By: Julie Seboe, District Librarian at Loudonville-Perrysville Exempted School District

When I accepted the job of Library Director at Loudonville-Perrysville School District four years ago, I decided I needed a way to communicate with the teachers on a regular basis. I knew I could visit their content based team meetings, but I also knew it was impossible to get to all of them each month. I was told that many of the teachers didn’t know what happened in the library and therefore didn’t use it. I needed to change that! I also desired to keep my job as Librarian, so I knew it was important to keep the principals and superintendent abreast of what I was doing and how the library was being used by students and teachers.

This is when my monthly “Library Links” newsletter was born. I researched many different ways to design it and get it into the hands of the teachers. I knew it couldn’t be delivered through their email because most teachers would delete it without even opening the attachment. Once I decided on putting it in their mailboxes each month, I knew it had to be catchy and colorful or it would get thrown into the recycling bin before they left the office. 

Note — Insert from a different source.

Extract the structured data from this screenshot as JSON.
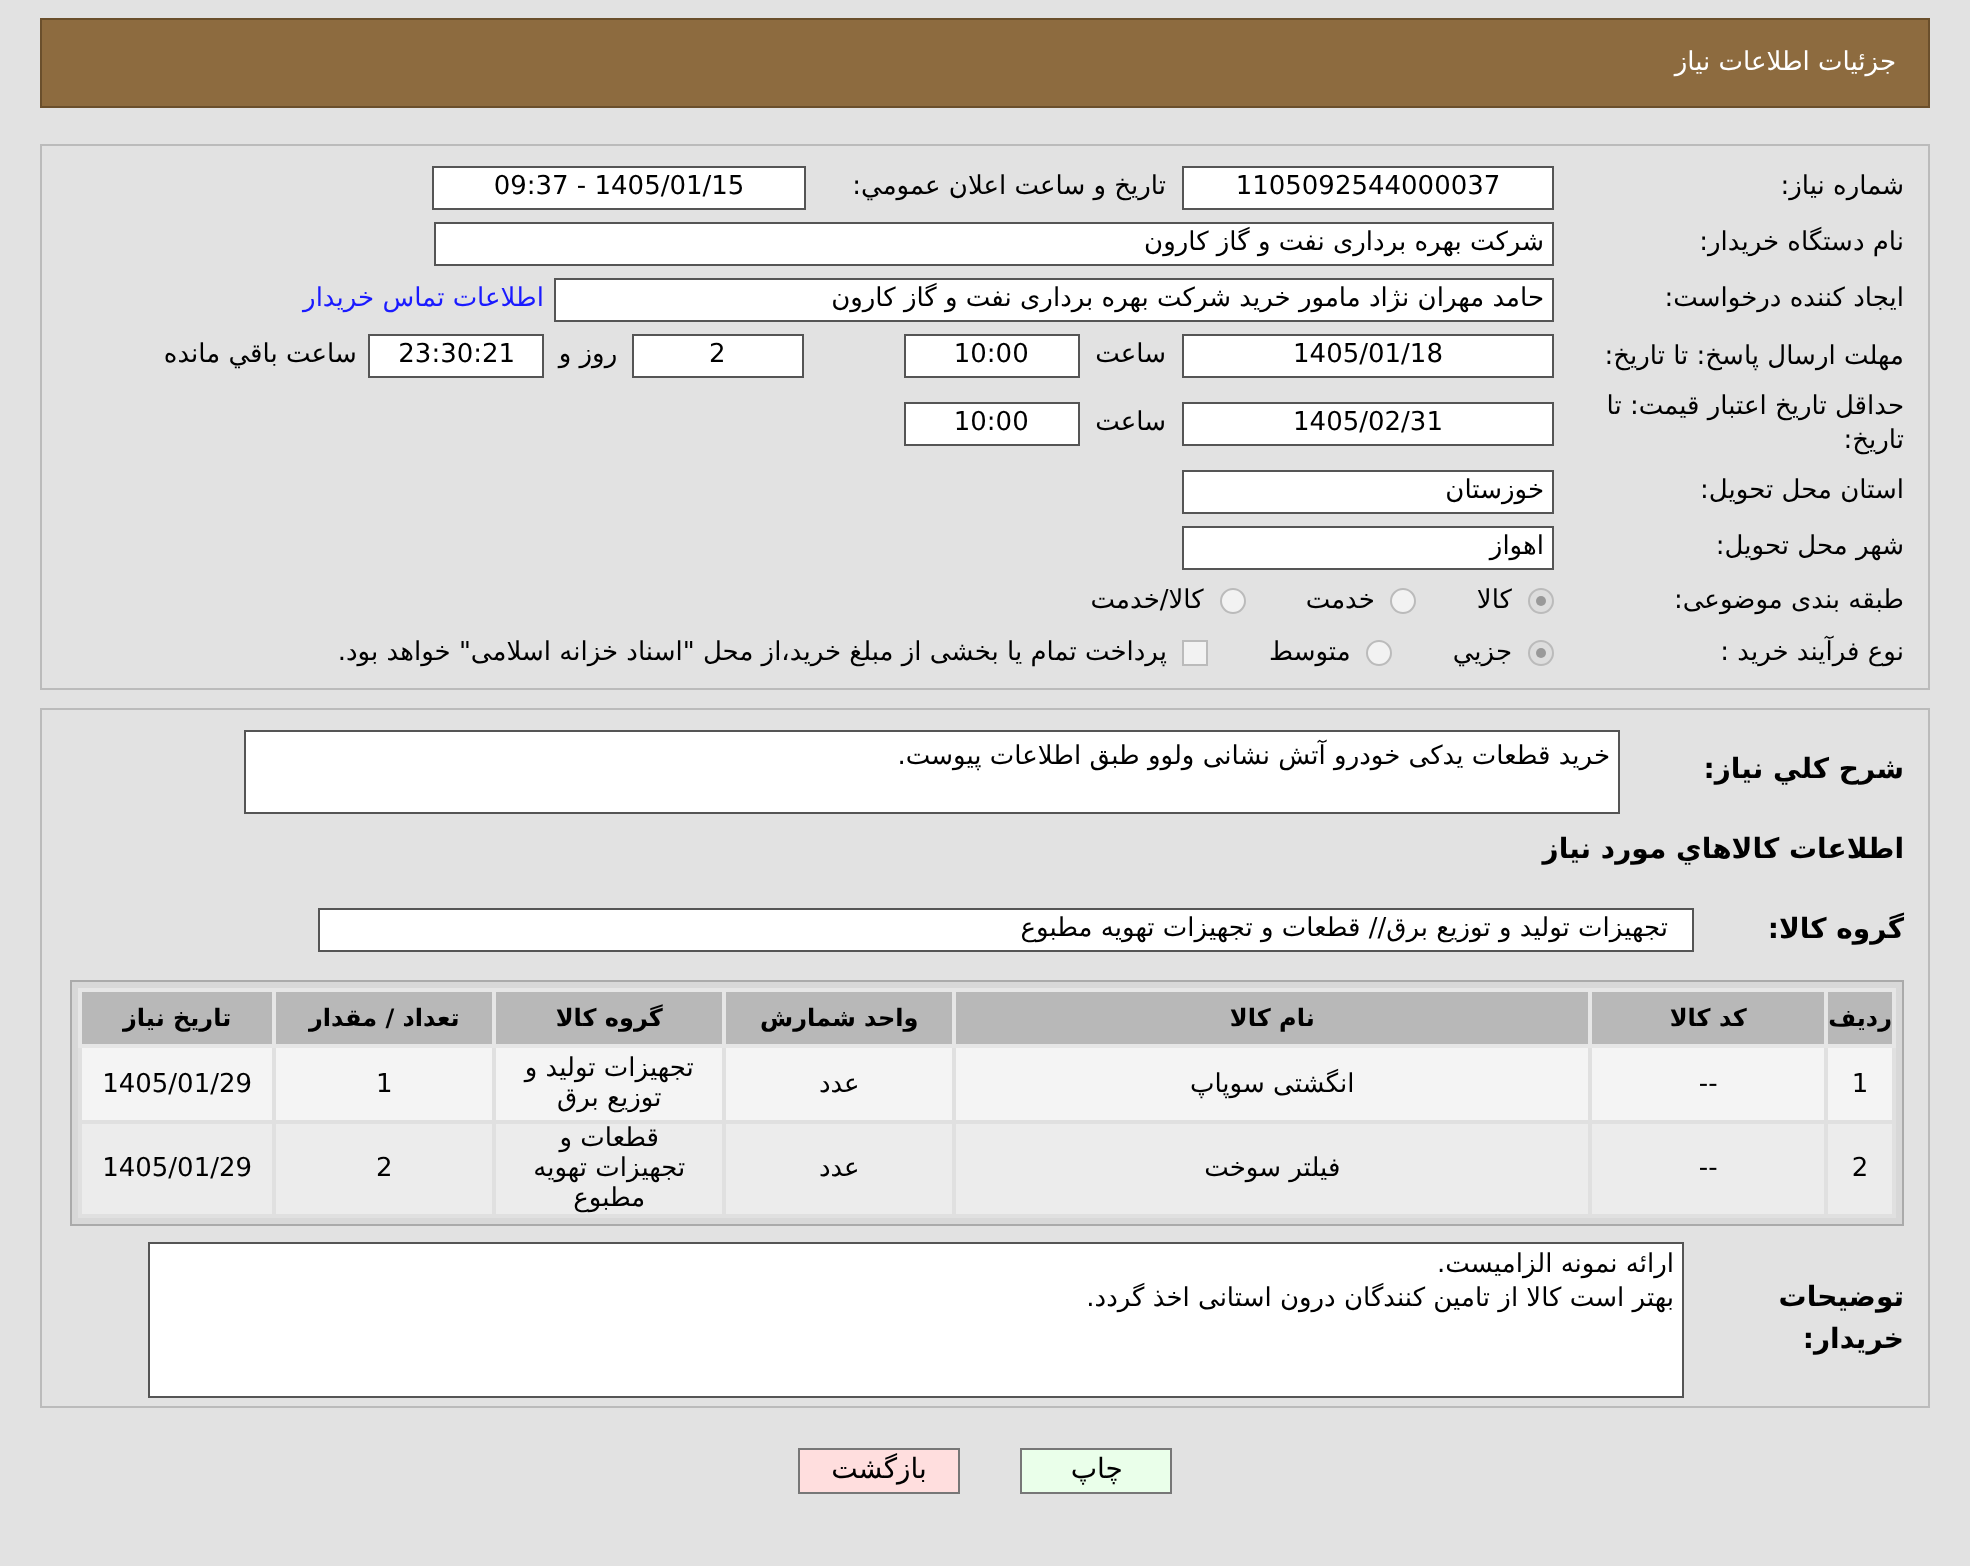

My first newsletter basically described to the teachers who I was, what the newsletter would be about, and how I could assist them with their teaching. From there, I began adding in technology tips, new Web 2.0 tools, new apps, new books we received, tips on using INFOhio, and things I have been doing with other teachers in the district. Soon after the first issue was out, I realized that I needed to make a different newsletter for each building so that it was geared specifically to the grades that those teachers taught. I am fortunate that I only have three buildings in my district, so the task isn’t too difficult. I also make sure to send a copy of all three newsletters to the superintendent each month and ask him to share them with the school board.

Do all the teachers read it each month? No. I’m sure most of them don’t read it. But, every once in awhile I will have a teacher come up to me and say things such as, “Hey, can you show me how to log into that website you had in your newsletter?” or, “I read that you are doing book talks, can you come to my classroom and do them?”, or even, “I have a great app you should put in your next monthly newsletter! I will email it to you.”.

So, even though I might only be reaching a few of the teachers, I still hold out hope that the other ones might see something that grabs their attention before they throw it into the recycling bin.